A study published in The Journal of Consumer Research found that the level of ambient noise of a bustling coffee shop (~70 decibels) enhanced creativity, compared with the quieter level of 50 decibels. Quiet makes you focus on any creative task because “distraction caused by a moderate (vs. low) level of noise will induce processing difficulty, leading to abstract processing and, consequently, to greater creativity.”
Ahem. What that means is: when you’re mildly distracted, all the judgmental, analytical, orderly parts of your brain are quieted so that out-of-the-box, unfiltered ideas can float up into your consciousness.
**2. Out of your comfort zone **
Your mind is literally wired to turn off repeat input and only focus on new information.
So trying new things, seeing new faces, and visiting new places stimulates your brain. There’s a reason that famous authors, for centuries, have sat and watched people pass them by and then went off to invent/write brilliant things. (OK, there were probably a few steps between those two things.)
You can’t take in all the things that are happening in a coffee shop and be productive simultaneously, though; too much stimulation is distracting. Try sitting for a while, looking around and enjoying the sights, and then focusing on your work. The bustle of others in your peripheral vision is the kind of low-level distraction that makes you creative but productive.
3. The faint whiff of history?
The final reason you’re more productive in a coffee shop is not based on research, but on personal experience and group behavior.
We’ve all seen the movies and other cultural images of the Faulkners or Fitzgeralds smoking and looking smart and sloppy in Paris cafes. Younger generations were raised with the knowledge that J.K. Rowling, summit of all things brilliant and wonderful, wrote the first Harry Potter books in a sleepy Scottish coffee shop.
As a result, there is an inexplicable sensation, upon walking into a wood-paneled, dimly lit, hole-in-the-wall coffee shop (sorry, Starbucks), that you’re somehow part of a grand tradition of independent-thinkers.
It’s just a little bit exciting.
Too ephemeral or warm-and-fuzzy for you? Try telling that to the hundreds of thousands of aspiring writers who flock to the cafe J.K. Rowling and Alexander McCall-Smith wrote in, or the owners of that cafe, who have probably made a small fortune off that fact.

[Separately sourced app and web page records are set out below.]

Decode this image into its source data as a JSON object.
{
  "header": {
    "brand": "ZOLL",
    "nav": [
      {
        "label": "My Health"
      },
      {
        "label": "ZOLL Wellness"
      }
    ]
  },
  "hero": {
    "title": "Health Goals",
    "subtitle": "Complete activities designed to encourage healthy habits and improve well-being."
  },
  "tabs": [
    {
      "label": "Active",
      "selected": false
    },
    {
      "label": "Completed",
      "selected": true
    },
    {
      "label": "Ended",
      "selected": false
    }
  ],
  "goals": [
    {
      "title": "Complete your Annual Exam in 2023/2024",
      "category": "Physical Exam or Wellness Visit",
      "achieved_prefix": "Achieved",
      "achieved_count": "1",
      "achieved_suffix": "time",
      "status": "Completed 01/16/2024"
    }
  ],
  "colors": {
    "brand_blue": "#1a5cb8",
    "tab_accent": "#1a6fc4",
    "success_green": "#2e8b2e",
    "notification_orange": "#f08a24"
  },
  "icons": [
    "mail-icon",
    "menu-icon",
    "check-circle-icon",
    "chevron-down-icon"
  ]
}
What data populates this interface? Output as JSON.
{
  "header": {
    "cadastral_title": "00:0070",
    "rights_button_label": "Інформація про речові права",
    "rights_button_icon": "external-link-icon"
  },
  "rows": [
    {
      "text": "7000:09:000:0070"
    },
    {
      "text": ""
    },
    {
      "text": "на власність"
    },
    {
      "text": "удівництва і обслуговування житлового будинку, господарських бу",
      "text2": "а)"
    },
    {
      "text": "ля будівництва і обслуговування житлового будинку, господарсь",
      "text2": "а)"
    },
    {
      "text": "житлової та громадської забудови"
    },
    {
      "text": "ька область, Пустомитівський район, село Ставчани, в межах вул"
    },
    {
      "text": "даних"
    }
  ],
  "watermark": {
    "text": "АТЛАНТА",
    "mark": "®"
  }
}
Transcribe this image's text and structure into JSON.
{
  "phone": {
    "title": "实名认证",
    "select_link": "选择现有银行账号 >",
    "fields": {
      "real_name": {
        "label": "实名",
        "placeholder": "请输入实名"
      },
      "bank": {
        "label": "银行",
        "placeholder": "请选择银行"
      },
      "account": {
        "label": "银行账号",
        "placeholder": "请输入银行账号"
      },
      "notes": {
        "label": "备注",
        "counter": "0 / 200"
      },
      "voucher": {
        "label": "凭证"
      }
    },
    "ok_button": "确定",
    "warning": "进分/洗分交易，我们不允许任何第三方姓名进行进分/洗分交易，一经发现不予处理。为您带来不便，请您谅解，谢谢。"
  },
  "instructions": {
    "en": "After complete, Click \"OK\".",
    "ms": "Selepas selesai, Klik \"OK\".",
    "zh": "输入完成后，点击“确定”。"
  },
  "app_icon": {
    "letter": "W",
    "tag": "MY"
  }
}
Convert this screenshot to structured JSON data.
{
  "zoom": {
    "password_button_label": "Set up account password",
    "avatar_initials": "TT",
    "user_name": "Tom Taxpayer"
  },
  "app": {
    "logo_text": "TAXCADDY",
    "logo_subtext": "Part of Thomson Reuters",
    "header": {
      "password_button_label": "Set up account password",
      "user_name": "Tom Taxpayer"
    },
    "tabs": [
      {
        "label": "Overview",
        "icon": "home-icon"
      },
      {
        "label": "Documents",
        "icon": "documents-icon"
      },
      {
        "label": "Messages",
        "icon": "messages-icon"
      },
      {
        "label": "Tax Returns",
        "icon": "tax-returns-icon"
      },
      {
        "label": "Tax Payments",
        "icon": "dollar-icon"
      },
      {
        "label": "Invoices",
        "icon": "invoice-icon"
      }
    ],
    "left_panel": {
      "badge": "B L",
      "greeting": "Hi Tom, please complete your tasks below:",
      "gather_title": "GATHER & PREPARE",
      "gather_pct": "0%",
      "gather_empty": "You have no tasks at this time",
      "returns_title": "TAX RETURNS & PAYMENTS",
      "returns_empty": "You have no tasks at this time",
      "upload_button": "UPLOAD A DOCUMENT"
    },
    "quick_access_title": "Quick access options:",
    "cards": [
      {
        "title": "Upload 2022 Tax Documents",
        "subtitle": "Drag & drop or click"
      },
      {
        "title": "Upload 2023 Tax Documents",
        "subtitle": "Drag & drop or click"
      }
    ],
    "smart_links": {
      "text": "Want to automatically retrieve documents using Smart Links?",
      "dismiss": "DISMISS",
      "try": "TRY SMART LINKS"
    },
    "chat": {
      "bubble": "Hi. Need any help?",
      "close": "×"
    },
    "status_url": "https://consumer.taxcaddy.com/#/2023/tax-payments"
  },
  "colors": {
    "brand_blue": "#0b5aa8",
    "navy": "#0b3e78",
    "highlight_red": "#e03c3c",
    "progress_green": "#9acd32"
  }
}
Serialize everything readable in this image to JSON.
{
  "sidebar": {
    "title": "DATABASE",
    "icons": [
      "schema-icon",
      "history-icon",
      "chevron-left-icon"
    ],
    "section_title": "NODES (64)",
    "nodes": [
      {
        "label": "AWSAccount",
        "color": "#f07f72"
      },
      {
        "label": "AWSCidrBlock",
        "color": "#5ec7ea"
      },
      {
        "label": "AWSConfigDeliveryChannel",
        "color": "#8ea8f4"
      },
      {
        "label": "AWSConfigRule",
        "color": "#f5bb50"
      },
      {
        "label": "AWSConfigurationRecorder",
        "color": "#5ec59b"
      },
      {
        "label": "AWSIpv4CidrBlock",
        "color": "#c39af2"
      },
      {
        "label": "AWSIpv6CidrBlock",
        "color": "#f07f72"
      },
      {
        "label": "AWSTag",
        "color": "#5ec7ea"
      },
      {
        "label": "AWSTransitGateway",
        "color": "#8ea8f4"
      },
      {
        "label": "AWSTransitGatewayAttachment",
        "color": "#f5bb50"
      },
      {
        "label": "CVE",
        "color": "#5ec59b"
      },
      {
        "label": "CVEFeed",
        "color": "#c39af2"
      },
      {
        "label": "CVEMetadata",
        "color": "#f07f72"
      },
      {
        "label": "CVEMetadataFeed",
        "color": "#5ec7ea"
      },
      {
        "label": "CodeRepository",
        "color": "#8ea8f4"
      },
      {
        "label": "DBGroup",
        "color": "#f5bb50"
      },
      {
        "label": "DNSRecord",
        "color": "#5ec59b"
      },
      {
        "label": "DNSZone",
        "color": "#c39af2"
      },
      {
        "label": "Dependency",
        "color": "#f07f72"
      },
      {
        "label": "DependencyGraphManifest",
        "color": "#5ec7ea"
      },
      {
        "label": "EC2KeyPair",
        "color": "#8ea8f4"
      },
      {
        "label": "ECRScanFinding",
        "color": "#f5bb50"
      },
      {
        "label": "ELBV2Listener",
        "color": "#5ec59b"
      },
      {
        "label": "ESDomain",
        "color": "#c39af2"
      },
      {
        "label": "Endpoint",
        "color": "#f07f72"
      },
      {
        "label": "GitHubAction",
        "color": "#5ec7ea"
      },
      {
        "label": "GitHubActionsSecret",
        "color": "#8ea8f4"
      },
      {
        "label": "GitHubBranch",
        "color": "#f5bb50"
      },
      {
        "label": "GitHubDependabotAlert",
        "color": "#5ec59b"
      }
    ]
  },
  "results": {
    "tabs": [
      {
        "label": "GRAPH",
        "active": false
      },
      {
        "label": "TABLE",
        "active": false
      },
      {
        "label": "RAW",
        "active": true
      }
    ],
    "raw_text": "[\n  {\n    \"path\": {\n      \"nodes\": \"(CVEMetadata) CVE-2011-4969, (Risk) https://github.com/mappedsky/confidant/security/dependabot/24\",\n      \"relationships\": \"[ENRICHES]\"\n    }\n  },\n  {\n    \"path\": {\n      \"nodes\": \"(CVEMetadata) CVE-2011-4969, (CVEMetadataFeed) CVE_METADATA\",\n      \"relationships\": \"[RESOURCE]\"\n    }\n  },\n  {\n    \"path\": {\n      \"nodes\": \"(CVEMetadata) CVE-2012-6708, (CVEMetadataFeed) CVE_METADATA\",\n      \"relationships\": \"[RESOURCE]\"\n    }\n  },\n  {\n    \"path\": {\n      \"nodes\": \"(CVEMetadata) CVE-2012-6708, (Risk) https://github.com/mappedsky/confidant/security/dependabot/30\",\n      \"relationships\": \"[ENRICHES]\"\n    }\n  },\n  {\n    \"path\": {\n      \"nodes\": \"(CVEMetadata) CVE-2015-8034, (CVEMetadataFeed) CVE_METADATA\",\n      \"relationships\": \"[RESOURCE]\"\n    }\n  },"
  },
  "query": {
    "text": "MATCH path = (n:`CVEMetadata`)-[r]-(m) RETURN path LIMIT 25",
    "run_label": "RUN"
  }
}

Moods and emotions can “live” in places, too. We would argue that just being surrounded by the environment associated with great thinkers can make us (even if just in our imaginations) “feel” greater.
Do you work in coffee shops? Do you feel more productive?
Painting above is Night Cafe by Vincent van Gogh.